> _Problem_: In the data below, locate each line with the word "Class" and list it.

** Data to examine follows **

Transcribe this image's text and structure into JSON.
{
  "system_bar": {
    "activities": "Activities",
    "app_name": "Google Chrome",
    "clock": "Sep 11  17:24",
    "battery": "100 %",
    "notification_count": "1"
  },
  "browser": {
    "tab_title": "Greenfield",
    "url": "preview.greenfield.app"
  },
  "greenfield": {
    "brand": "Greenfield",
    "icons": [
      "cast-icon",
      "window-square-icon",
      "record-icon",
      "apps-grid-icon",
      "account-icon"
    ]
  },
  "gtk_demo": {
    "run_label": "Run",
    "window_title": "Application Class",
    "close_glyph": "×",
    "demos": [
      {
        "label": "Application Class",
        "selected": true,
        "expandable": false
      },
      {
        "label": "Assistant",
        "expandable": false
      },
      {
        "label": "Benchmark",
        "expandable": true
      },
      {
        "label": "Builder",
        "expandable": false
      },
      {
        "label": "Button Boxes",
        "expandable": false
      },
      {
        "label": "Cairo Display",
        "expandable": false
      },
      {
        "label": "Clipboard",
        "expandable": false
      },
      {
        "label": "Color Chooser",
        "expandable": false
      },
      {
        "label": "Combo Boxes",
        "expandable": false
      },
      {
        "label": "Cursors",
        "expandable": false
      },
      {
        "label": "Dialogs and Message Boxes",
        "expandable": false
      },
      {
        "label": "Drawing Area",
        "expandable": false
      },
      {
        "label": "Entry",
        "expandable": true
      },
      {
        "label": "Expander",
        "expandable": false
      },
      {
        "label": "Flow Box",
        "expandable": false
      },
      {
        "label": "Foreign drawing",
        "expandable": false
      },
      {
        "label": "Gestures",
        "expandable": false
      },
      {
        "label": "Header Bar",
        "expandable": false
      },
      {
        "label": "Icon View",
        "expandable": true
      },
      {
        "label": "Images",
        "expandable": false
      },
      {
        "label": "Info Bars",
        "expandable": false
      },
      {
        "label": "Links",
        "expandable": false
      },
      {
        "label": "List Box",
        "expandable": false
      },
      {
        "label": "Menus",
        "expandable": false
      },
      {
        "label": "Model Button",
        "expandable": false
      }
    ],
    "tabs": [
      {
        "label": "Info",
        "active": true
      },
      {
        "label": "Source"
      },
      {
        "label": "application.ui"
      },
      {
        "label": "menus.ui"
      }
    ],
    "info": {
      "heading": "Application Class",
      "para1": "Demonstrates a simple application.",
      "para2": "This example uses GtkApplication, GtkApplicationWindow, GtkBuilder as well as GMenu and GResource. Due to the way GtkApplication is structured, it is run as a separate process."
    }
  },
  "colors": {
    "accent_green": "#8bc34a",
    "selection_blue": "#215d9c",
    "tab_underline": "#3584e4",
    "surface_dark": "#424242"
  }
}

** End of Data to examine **

> _Final answer_:
    "window_title": "Application Class",
        "label": "Application Class",
      "heading": "Application Class",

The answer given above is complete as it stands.